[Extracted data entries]
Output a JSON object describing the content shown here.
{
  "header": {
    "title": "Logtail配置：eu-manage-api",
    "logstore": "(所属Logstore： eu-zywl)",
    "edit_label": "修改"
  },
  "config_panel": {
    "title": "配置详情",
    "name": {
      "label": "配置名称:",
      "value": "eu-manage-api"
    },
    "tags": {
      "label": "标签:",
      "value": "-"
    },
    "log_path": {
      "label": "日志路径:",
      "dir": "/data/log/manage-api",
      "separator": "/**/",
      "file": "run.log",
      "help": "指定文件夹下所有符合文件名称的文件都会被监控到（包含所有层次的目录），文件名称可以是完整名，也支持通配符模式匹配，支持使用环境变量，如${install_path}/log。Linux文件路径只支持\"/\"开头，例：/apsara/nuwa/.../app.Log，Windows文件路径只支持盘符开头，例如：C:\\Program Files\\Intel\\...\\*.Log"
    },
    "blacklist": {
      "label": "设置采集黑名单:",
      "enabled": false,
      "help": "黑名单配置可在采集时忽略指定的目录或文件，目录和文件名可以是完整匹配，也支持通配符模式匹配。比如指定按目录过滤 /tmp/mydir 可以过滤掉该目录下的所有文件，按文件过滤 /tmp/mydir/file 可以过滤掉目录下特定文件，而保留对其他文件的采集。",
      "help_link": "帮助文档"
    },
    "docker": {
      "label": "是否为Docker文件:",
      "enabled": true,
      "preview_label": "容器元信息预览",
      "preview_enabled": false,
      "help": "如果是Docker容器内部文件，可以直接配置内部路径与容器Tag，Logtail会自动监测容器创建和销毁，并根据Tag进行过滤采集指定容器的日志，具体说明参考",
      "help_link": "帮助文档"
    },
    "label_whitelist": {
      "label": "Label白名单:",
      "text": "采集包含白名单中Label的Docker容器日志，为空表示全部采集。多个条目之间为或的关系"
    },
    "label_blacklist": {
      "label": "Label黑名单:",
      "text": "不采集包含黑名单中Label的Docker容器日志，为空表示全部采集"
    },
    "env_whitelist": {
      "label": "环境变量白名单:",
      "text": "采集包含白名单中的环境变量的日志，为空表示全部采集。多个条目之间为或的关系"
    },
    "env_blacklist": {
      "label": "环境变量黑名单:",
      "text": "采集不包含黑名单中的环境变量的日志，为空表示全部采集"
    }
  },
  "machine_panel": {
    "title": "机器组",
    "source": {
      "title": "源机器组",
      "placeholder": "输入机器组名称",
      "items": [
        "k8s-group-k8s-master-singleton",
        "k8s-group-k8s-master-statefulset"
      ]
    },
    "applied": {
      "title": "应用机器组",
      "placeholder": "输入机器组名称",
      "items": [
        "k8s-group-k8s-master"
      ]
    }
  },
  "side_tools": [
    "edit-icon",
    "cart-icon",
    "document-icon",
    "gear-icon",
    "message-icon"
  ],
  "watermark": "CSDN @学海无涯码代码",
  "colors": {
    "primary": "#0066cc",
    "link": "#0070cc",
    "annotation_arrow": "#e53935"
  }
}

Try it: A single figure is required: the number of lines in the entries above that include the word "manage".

Solution for this problem: 3